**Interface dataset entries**
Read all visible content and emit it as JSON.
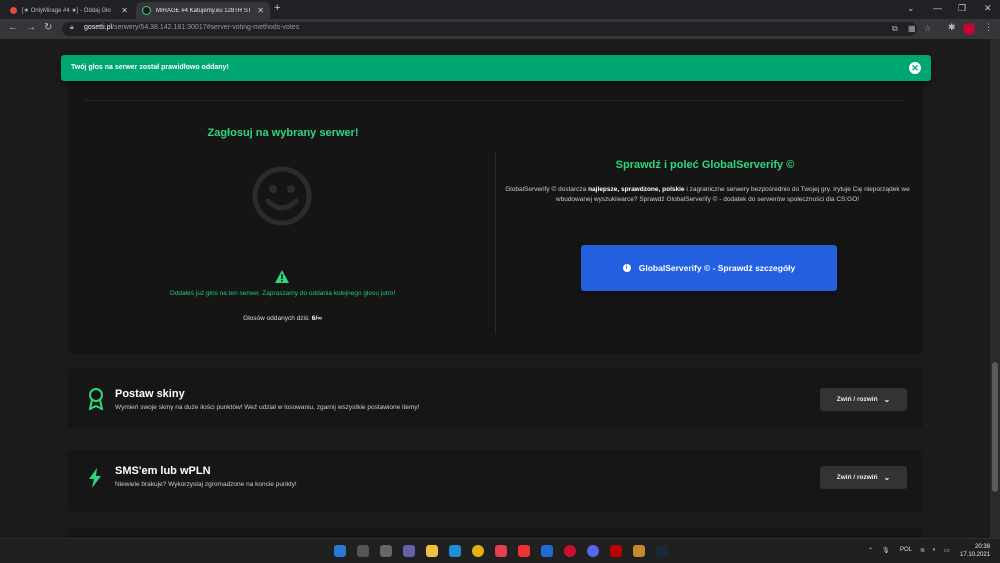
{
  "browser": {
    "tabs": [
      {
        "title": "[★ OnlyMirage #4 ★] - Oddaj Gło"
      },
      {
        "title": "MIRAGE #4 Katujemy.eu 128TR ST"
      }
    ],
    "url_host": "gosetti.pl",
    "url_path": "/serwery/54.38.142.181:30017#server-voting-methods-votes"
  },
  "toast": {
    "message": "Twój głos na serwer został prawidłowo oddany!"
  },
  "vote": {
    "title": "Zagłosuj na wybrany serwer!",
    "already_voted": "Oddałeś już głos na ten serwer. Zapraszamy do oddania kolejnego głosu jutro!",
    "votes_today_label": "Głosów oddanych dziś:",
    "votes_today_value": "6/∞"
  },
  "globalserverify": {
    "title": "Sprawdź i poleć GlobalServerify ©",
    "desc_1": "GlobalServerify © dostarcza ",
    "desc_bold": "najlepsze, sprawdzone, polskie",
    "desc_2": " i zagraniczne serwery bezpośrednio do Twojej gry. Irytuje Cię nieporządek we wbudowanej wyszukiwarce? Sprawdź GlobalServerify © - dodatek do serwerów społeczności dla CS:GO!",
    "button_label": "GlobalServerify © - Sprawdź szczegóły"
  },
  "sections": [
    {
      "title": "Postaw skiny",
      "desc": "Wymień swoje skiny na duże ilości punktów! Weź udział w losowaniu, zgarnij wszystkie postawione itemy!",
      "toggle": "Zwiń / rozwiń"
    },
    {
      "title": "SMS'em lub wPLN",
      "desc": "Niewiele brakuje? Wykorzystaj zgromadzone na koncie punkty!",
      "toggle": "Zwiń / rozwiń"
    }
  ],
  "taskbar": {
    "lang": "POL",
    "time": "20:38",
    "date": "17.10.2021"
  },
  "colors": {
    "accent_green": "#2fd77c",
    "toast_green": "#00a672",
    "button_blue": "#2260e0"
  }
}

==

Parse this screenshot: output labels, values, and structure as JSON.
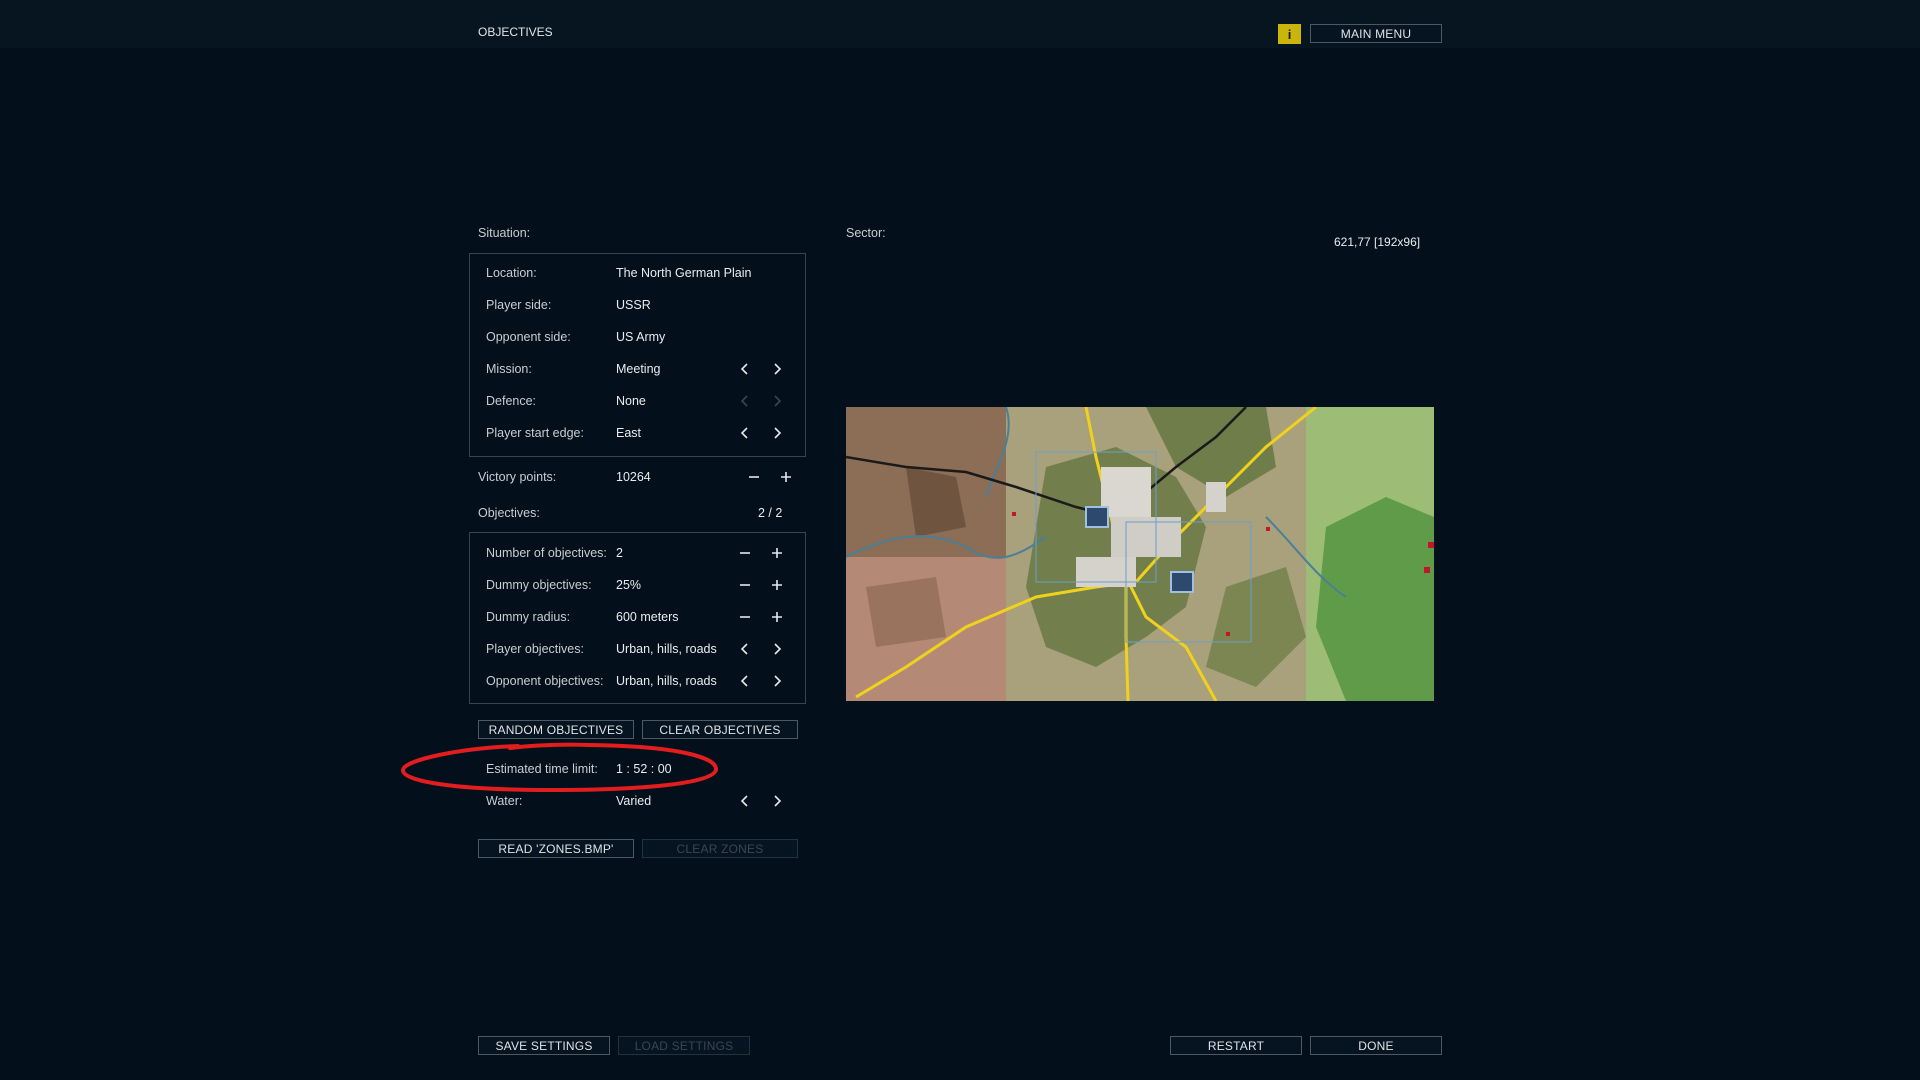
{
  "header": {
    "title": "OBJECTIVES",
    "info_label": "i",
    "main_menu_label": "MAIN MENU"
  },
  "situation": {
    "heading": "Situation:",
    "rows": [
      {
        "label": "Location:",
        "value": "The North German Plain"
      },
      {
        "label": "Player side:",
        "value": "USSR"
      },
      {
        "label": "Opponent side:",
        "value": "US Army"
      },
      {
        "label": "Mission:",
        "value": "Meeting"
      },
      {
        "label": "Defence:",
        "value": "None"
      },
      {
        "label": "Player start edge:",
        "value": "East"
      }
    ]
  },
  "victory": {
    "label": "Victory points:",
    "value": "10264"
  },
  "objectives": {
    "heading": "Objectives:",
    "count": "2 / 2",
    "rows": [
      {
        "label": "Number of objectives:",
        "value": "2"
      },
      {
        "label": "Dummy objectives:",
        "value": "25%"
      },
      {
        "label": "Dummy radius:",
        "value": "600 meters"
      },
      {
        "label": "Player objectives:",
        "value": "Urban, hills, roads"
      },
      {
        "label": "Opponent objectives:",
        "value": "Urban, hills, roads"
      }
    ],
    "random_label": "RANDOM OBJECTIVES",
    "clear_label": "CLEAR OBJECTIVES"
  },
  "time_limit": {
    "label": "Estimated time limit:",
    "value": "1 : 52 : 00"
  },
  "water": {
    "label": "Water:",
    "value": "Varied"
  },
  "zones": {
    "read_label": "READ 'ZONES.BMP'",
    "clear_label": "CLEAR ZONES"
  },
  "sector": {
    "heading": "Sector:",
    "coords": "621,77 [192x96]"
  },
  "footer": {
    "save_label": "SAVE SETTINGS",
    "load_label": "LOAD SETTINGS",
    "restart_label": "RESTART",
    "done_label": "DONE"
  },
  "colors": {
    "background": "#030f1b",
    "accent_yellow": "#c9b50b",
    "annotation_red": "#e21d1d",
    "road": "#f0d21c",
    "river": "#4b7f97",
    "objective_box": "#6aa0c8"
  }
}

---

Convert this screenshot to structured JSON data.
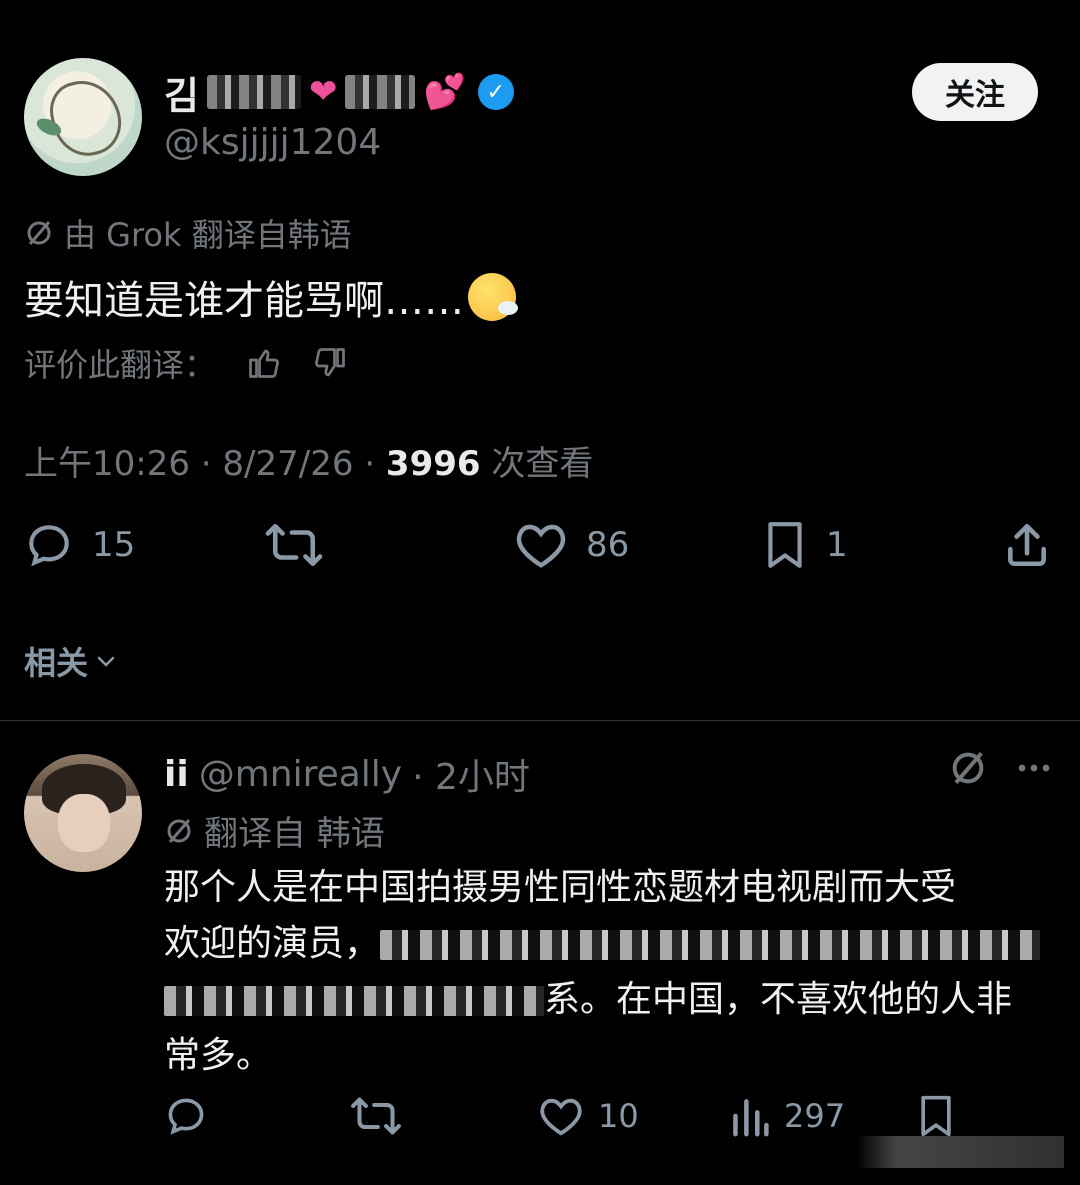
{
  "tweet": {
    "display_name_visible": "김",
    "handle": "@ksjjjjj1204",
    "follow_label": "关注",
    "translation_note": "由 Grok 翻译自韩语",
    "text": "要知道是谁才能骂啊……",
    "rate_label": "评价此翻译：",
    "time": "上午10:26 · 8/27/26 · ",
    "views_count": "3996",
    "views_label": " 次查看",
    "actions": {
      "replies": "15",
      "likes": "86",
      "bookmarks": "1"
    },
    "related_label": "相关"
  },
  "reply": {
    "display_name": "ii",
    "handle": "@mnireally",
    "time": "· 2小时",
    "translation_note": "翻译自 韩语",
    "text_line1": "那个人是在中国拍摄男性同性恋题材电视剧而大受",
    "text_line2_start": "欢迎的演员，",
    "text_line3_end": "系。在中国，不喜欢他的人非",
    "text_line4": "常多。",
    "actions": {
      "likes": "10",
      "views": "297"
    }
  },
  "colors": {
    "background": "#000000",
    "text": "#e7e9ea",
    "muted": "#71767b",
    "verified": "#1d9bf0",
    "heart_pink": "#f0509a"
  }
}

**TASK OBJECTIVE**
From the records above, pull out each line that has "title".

**WRITTEN REPLY**
        "title": "[★ OnlyMirage #4 ★] - Oddaj Gło"
        "title": "MIRAGE #4 Katujemy.eu 128TR ST"
    "title": "Zagłosuj na wybrany serwer!",
    "title": "Sprawdź i poleć GlobalServerify ©",
      "title": "Postaw skiny",
      "title": "SMS'em lub wPLN",
    "title": "OBJECTIVES",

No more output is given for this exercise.